At the end of the episode, when the heroes are all safely back in their own world, one of them muses along the lines of, "You know, all the inhabitants of that cartoon universe didn't know that they were just cartoons. It makes you wonder, how do we know that we're not just cartoons too?" They immediately dismiss this as absurd, while outside their home goofy-looking cartoons critters scamper into view and start holding up signs saying, "Goodbye!"

Strategic Freebies
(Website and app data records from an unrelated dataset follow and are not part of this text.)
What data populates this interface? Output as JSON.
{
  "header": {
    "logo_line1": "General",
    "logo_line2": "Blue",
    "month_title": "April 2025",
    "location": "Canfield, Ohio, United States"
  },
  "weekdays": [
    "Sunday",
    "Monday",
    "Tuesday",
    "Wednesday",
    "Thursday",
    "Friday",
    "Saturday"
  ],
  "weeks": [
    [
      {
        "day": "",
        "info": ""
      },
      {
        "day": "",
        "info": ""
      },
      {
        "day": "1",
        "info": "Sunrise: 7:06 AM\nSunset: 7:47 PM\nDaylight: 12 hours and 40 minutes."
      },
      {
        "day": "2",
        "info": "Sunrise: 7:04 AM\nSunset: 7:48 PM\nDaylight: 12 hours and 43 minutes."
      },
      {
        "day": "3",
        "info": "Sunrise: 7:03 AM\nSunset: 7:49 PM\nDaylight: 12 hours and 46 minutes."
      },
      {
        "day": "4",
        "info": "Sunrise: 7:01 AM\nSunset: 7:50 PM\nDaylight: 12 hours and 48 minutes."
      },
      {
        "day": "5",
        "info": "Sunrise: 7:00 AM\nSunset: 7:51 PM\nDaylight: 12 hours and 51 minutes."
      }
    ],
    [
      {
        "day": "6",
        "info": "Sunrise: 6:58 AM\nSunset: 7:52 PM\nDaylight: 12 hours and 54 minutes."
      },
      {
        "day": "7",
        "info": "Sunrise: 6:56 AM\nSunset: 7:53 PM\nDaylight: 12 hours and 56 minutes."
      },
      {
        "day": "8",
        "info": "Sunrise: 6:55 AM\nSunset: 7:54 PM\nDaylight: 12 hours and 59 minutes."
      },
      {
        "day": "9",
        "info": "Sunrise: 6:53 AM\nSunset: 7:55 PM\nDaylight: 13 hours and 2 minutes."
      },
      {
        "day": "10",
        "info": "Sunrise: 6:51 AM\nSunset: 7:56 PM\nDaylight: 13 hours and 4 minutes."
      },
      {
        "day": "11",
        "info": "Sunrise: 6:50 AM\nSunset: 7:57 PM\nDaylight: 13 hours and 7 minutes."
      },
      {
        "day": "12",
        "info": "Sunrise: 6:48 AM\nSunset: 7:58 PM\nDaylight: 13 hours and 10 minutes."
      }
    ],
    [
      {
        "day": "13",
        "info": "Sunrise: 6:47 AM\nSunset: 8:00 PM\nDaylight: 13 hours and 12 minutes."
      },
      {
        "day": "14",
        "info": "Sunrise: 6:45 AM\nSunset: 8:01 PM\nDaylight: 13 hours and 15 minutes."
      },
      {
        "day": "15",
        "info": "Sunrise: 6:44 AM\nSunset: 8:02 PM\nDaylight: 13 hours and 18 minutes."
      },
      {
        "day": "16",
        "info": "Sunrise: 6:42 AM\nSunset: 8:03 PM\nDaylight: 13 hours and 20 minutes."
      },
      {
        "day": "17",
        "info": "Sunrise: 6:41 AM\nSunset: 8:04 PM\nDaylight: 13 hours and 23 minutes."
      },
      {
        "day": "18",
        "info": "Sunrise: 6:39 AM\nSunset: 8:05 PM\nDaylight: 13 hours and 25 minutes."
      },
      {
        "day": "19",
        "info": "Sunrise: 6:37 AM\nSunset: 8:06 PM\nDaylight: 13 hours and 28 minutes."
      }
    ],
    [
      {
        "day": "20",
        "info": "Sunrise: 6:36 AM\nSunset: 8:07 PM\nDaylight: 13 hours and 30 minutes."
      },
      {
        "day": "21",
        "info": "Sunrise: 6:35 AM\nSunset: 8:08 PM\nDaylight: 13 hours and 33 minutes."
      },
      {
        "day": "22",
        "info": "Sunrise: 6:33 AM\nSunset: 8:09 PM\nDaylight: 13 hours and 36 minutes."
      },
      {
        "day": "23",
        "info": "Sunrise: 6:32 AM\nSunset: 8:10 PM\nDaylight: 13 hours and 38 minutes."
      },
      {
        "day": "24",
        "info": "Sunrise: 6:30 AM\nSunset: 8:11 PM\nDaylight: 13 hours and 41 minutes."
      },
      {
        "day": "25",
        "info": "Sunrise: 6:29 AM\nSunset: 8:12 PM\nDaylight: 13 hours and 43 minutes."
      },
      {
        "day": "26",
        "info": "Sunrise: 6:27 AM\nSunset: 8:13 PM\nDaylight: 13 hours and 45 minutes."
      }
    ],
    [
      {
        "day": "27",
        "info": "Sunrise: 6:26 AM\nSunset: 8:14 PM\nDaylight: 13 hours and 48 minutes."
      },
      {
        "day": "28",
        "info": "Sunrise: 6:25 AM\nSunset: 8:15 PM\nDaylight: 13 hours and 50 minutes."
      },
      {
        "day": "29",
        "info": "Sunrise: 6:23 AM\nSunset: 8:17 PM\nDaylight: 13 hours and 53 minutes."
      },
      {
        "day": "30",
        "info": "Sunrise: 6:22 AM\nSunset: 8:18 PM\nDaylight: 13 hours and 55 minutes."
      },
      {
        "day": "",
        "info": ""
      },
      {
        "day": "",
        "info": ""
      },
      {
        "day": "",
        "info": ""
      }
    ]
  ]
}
So on Saturday I appeared alongside Saladin Ahmed, Laura Anne Gilman, and Blake Charlton at Borders bookstore in New York. This was a very last-minute thing, and details were being worked out right down to the wire. Initially Blake had asked if I'd be interested in joining him at the end for a group signing. I said I'd be happy to, though it seemed to me pretty unlikely that anyone would actually have something they'd want me to sign. It occurred to me that maybe I should just bring a few books that I'm in and give them away, since then there'd be at least that many people with something for me to sign. Then it occurred to me that The Living Dead 2 is coming out next month, and that if I gave away copies of The Living Dead, that would not only give me something to sign, but it would also give me a chance to promote The Living Dead 2, and maybe some of the people who got a free copy of The Living Dead would be motivated to purchase the sequel. Even though The Living Dead is a massive tome, copies of it are relatively cheap on Amazon ($11), so I ordered half a dozen. My first thought was to just give one to the first six people who came up and talked to me at the signing, but then it occurred to me that probably the first people to approach me would be my friends and acquaintances, and it seemed a little pointless to be giving away free books to people who already know me pretty well. So then I hit on the idea of offering the free books only to people I don't already know. At the close of my reading (it ended up that I did a short reading in addition to the signing), I explained that I had six books I was willing to give away to people that I didn't already know, and did anyone matching that description want one? I counted off the first six people who raised their hands, and encouraged them to approach me afterward for their free signed book. That worked out really well. I got to meet a number of new people I wouldn't otherwise have talked to (including a successful author and a book editor's assistant), I got a copy of one of my stories into the hands of six new readers, and they all got a free book that includes not just me but lots of big-name authors as well. And sure it cost me money, but when you compare the cost to say, buying a round or two of drinks, it seems pretty reasonable, especially considering how infrequently I do signings.